The rich man has everything that this world can offer – abundant food, fine clothes, big house and lots of friends. He enjoys this life of abundance and excess on a day-to-day basis. On the other hand, there is a poor man named Lazarus, lying hungry at the rich man’s door. But no one pays any attention to him, except the dogs that licked his sores.
This scene is remarkably uneventful. It seems nothing is happening: the rich man is partying; the poor man is lying down and waiting for some crumbs of bread. There is no communication whatsoever between them, although it is simply unlikely for the rich man not to notice Lazarus at his gate.
Then they both die. Lazarus is brought by angels to the bosom of Abraham; the rich man is condemned to Hell. What is the sin of the rich man? The parable does not say that he became wealthy through immoral and illegal means. He did not abuse or chase to poor man away. He did not do anything bad to him. He simply ignored him as if he does not exist.
That is the sin of the rich man. He did not do anything bad to Lazarus, but he did not also do anything good to him. Nothing bad, nothing good. In short, he is good for nothing. That is why he has no name – he is a nobody. He was too busy thinking only about himself, and enjoying a life of comfort, luxury and excess that he totally ignored Lazarus. It is a life of complete selfishness. Indeed, as Marcus Aurelius said, “A man does not sin only by commission, but often by omission.”
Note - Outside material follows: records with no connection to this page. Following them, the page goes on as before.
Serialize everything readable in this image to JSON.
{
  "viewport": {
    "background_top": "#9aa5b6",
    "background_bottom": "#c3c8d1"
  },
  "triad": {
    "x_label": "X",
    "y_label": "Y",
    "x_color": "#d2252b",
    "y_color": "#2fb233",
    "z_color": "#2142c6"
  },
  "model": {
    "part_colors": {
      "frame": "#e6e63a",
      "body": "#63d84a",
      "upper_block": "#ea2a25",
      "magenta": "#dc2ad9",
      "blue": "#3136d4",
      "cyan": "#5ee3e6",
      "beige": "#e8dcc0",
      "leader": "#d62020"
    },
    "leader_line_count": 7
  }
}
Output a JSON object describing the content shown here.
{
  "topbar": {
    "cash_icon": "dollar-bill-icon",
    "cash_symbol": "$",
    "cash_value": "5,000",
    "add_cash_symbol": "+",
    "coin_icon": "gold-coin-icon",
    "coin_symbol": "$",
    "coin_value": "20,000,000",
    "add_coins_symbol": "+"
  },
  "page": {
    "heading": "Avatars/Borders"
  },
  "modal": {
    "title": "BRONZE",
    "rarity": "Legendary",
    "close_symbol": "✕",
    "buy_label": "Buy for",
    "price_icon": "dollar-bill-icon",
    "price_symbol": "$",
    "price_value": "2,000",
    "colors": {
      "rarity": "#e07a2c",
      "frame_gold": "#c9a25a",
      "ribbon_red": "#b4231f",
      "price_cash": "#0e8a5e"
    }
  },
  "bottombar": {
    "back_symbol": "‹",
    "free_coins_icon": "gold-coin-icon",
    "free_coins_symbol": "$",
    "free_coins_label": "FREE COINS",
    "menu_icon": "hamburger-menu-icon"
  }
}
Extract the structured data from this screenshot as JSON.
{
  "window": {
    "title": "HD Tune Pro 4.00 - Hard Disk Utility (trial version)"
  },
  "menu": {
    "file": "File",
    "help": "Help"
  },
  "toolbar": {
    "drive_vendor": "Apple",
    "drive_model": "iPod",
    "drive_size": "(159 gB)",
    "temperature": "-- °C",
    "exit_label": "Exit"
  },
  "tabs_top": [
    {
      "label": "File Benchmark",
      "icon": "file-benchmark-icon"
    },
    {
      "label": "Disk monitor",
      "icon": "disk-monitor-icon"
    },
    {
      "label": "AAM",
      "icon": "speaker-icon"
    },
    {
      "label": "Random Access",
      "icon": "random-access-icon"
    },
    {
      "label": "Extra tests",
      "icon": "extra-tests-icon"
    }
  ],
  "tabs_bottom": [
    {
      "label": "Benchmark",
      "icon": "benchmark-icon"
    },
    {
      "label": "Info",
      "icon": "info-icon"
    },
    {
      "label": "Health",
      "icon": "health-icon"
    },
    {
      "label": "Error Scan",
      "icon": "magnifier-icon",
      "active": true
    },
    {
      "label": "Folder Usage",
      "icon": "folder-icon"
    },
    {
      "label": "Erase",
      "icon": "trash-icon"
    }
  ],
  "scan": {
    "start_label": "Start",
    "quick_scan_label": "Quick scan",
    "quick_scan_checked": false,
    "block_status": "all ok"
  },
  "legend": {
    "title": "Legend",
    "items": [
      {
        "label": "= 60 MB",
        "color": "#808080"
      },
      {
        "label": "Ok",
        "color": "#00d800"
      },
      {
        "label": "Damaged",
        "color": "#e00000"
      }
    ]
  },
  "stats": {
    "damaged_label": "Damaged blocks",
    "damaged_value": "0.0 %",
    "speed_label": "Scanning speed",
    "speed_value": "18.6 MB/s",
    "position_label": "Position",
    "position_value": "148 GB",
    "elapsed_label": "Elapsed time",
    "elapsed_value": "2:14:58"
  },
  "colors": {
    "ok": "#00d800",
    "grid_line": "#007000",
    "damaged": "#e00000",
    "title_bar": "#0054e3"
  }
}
And now, it is the rich man who begs for help from the man he ignored in his lifetime. But it is too late. All throughout his life, he enjoyed the blessings from God in abundance. But he thought these blessings were only for himself. He failed to realize that he is only a channel of God’s graces. Thus, blinded by the spirit of consumerism, hedonism and selfishness, he willfully ignores the poor and the needy.
He, then, pleads on behalf of his brothers that they be given some kind of warning. But Abraham replies that there is no need to warn them for they have Moses and the teachings of the prophets: “If they will not listen to Moses and the prophets, neither will they be persuaded if someone should rise from the dead.”
There are many people who still think that holiness consists only in avoiding sin and trying not to violate any of the commandments of God. But we must take note that in the Gospels, Jesus does not directly mention the Ten Commandments. He does not see the need to do so for these are already mentioned in the Old Testament. Instead, He stresses more on the positive: doing good to others. He even goes to the point of identifying Himself with the unfortunate brethren: what you do to them, you also do to me. Thus, He taught the Beatitudes, the formula of true holiness.
The parable does not say that the rich man purposely decided not to help. It is just that he was so engrossed in himself and in the things he enjoys that he failed to notice the misery of other people. This is a strong warning to us all. Many times we miss great opportunities to help others when we are not attentive.
A Mexican artist, Frida Kahlo, gives this accurate observation: “There is so much wealth and so much misery at the same time, that it seems incredible that people can endure such class difference, and accept such a form of hunger while on the other hand, the millionaires throw away millions on stupidities.”
Perhaps the Lord allows us to experience this pandemic to shake us out of our comfort zones, that we may realize that we, too, are vulnerable to the adversities of life – that if we do not reach out now, our cozy little worlds will in no time crumble into pieces.
Fr. Mike Lagrimas
St. Michael the Archangel Parish
Diocese of Novaliches